### [Task statement]
Return only those lines of the records below in which "latest" appears.
** Records for the task follows **
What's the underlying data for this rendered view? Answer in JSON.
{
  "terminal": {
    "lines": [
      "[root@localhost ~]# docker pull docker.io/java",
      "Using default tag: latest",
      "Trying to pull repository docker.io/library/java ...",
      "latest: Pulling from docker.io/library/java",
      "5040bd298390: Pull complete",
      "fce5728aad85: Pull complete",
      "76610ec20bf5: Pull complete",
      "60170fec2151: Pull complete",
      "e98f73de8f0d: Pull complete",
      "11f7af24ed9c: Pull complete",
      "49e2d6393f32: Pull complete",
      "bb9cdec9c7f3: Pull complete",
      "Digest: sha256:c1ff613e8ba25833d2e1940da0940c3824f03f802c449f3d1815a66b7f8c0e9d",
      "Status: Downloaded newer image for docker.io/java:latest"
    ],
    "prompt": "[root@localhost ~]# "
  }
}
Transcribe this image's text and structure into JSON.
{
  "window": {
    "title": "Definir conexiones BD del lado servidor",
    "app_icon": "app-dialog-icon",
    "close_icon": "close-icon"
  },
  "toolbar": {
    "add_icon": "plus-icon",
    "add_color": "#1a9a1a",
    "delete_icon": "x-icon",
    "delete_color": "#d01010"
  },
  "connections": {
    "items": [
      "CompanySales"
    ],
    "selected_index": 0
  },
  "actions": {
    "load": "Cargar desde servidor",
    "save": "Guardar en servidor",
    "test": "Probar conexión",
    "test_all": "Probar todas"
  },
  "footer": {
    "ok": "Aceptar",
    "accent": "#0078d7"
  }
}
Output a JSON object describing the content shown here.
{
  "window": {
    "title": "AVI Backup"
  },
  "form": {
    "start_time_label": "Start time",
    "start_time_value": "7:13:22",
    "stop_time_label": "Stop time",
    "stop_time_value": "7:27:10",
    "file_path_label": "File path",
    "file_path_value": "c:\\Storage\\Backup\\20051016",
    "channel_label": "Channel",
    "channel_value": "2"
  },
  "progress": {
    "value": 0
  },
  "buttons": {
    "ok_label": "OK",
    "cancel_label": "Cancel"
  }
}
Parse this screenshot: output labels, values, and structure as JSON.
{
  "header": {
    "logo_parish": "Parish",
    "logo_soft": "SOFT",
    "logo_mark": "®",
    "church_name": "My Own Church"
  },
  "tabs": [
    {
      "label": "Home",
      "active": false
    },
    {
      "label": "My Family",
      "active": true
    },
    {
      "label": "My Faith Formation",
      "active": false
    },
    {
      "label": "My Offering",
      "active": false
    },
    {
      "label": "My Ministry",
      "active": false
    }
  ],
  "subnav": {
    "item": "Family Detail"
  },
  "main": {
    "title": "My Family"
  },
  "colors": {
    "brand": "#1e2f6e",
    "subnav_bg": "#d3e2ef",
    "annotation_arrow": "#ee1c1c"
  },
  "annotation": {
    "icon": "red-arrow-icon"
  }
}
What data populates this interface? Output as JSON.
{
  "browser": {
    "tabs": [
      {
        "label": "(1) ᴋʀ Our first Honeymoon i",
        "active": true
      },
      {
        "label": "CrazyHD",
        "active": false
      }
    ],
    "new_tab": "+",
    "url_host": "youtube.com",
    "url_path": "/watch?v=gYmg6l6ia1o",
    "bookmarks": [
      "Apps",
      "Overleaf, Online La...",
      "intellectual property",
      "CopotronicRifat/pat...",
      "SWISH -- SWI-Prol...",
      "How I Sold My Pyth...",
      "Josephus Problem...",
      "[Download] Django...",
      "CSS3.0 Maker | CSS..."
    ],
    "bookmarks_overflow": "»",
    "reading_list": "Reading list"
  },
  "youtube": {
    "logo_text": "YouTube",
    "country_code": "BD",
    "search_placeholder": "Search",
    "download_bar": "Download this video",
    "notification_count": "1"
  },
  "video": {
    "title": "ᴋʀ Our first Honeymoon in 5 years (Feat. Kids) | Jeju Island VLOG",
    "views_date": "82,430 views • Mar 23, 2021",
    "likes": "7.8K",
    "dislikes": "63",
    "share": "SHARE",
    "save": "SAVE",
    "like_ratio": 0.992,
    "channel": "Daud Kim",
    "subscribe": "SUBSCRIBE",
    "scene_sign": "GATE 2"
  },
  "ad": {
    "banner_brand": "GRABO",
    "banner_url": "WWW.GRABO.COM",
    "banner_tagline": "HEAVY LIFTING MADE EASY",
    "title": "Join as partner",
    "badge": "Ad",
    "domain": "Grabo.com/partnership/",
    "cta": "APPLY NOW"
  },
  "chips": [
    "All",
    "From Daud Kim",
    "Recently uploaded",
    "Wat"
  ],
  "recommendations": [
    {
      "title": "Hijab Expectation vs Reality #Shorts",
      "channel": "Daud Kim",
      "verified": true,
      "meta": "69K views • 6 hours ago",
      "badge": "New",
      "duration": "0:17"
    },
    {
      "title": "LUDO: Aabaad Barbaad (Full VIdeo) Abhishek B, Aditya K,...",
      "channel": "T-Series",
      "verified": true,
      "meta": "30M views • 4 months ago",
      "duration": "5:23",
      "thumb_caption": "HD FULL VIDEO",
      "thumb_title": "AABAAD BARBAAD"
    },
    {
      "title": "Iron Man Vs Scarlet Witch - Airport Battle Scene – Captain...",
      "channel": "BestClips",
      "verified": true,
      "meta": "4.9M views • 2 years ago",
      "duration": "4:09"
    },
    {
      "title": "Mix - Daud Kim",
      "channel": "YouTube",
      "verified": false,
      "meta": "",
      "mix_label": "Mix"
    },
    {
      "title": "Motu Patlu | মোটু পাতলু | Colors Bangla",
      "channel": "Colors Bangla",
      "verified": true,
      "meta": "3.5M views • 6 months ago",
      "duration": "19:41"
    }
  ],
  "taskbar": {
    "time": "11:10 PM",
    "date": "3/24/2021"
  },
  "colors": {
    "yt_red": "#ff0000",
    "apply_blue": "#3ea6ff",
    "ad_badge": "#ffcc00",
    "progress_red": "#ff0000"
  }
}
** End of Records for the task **
### [Solution for this exercise]
      "Using default tag: latest",
      "latest: Pulling from docker.io/library/java",
      "Status: Downloaded newer image for docker.io/java:latest"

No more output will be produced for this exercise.